Sean Fraser, Toronto

The Ravine

Straining against the colonial engineer’s grid, carved relentlessly through table land by an ancient creek, its buried waters find their way to the Don and on to the lake. On its banks are a kaleidoscope of wild flowers, blossoms, leaves and litter that turn with the seasons. The V-shaped walls shelter forgotten ruins, are crossed by trails, and nurture all manner of rodents while raptors circle above. Camped under concrete abutments, is a shadow community of young and old, in shacks and tents, clinging to the trees and fences. Counterpoised are the suits and briefcases, cyclists and cabs, canines and baby strollers that traverse the world above. I cross the chasm on Mayor Lamport’s bridge each day. Stories and memories illuminate my walk and punctuate the topography. Somewhere below me was Joseph Bloor’s brewery, behind me was William Jarvis’s suburban enclave and ahead was once the defiant Sherbourne blockhouse. The ravine remembers ancient hunters, Simcoe’s Castle, the Rebellion, the first iron bridge, hurricane Hazel and a time before the subway. Though concrete towers rise to the south and west harvesting an ever-diminishing sky, I find solace in the valley landscape.
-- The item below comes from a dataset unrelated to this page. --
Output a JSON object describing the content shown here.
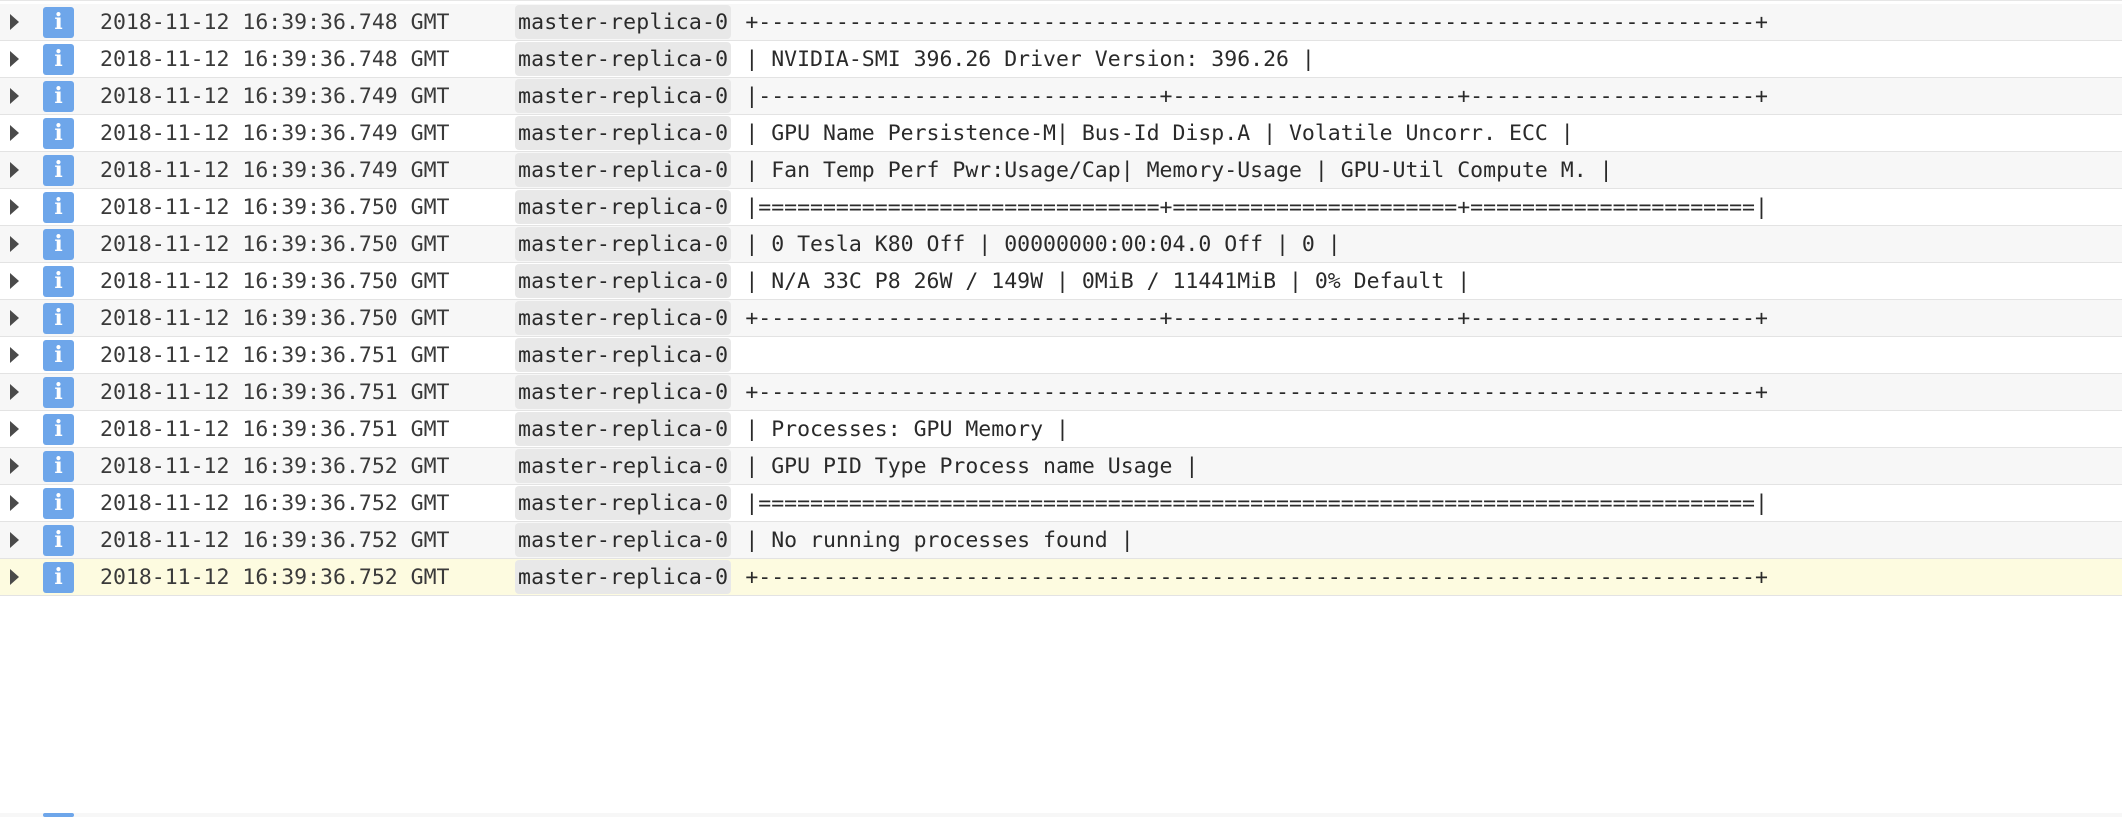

Riverdale to Rosedale under the lush embankment of the Necropolis rest those who came before us. I am reassured by the continuity of the ravine and its place in the city over time.